YOUR ASSIGNMENT.
What is needed is an exact copy of every entry.

[Data about app and page elements]
=-=-=
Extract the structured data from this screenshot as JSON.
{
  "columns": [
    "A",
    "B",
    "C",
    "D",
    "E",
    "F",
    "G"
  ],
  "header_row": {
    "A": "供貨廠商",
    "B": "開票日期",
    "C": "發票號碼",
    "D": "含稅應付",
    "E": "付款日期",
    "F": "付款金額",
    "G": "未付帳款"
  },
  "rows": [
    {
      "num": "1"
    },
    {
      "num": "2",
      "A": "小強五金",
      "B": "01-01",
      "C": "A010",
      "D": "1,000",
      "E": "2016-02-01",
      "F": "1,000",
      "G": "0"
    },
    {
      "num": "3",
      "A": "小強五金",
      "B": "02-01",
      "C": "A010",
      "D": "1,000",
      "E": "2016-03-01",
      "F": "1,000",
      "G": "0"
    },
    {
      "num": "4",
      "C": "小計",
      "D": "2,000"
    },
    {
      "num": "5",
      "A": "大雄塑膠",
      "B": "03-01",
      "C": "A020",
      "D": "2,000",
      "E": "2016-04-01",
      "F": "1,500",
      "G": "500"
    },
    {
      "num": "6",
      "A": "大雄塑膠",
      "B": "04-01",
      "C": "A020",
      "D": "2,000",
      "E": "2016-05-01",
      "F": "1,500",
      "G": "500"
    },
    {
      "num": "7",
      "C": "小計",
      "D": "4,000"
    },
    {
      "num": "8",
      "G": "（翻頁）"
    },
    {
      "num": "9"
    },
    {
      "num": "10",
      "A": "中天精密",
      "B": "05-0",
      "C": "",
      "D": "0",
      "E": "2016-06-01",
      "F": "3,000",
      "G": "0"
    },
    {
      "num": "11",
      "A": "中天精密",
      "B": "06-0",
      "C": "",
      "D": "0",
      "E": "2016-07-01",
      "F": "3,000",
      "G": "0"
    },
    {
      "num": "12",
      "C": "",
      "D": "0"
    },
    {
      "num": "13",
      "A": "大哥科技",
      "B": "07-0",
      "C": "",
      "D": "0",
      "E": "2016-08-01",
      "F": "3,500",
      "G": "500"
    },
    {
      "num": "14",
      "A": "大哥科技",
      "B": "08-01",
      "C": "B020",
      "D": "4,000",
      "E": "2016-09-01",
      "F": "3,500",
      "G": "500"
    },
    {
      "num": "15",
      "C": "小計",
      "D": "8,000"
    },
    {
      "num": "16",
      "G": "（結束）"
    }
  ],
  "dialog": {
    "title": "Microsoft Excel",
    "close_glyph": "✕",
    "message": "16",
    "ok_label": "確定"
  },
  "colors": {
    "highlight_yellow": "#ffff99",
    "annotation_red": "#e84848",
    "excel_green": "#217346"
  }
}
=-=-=
WORKED SOLUTION.
Extract the structured data from this screenshot as JSON.
{
  "columns": [
    "A",
    "B",
    "C",
    "D",
    "E",
    "F",
    "G"
  ],
  "header_row": {
    "A": "供貨廠商",
    "B": "開票日期",
    "C": "發票號碼",
    "D": "含稅應付",
    "E": "付款日期",
    "F": "付款金額",
    "G": "未付帳款"
  },
  "rows": [
    {
      "num": "1"
    },
    {
      "num": "2",
      "A": "小強五金",
      "B": "01-01",
      "C": "A010",
      "D": "1,000",
      "E": "2016-02-01",
      "F": "1,000",
      "G": "0"
    },
    {
      "num": "3",
      "A": "小強五金",
      "B": "02-01",
      "C": "A010",
      "D": "1,000",
      "E": "2016-03-01",
      "F": "1,000",
      "G": "0"
    },
    {
      "num": "4",
      "C": "小計",
      "D": "2,000"
    },
    {
      "num": "5",
      "A": "大雄塑膠",
      "B": "03-01",
      "C": "A020",
      "D": "2,000",
      "E": "2016-04-01",
      "F": "1,500",
      "G": "500"
    },
    {
      "num": "6",
      "A": "大雄塑膠",
      "B": "04-01",
      "C": "A020",
      "D": "2,000",
      "E": "2016-05-01",
      "F": "1,500",
      "G": "500"
    },
    {
      "num": "7",
      "C": "小計",
      "D": "4,000"
    },
    {
      "num": "8",
      "G": "（翻頁）"
    },
    {
      "num": "9"
    },
    {
      "num": "10",
      "A": "中天精密",
      "B": "05-0",
      "C": "",
      "D": "0",
      "E": "2016-06-01",
      "F": "3,000",
      "G": "0"
    },
    {
      "num": "11",
      "A": "中天精密",
      "B": "06-0",
      "C": "",
      "D": "0",
      "E": "2016-07-01",
      "F": "3,000",
      "G": "0"
    },
    {
      "num": "12",
      "C": "",
      "D": "0"
    },
    {
      "num": "13",
      "A": "大哥科技",
      "B": "07-0",
      "C": "",
      "D": "0",
      "E": "2016-08-01",
      "F": "3,500",
      "G": "500"
    },
    {
      "num": "14",
      "A": "大哥科技",
      "B": "08-01",
      "C": "B020",
      "D": "4,000",
      "E": "2016-09-01",
      "F": "3,500",
      "G": "500"
    },
    {
      "num": "15",
      "C": "小計",
      "D": "8,000"
    },
    {
      "num": "16",
      "G": "（結束）"
    }
  ],
  "dialog": {
    "title": "Microsoft Excel",
    "close_glyph": "✕",
    "message": "16",
    "ok_label": "確定"
  },
  "colors": {
    "highlight_yellow": "#ffff99",
    "annotation_red": "#e84848",
    "excel_green": "#217346"
  }
}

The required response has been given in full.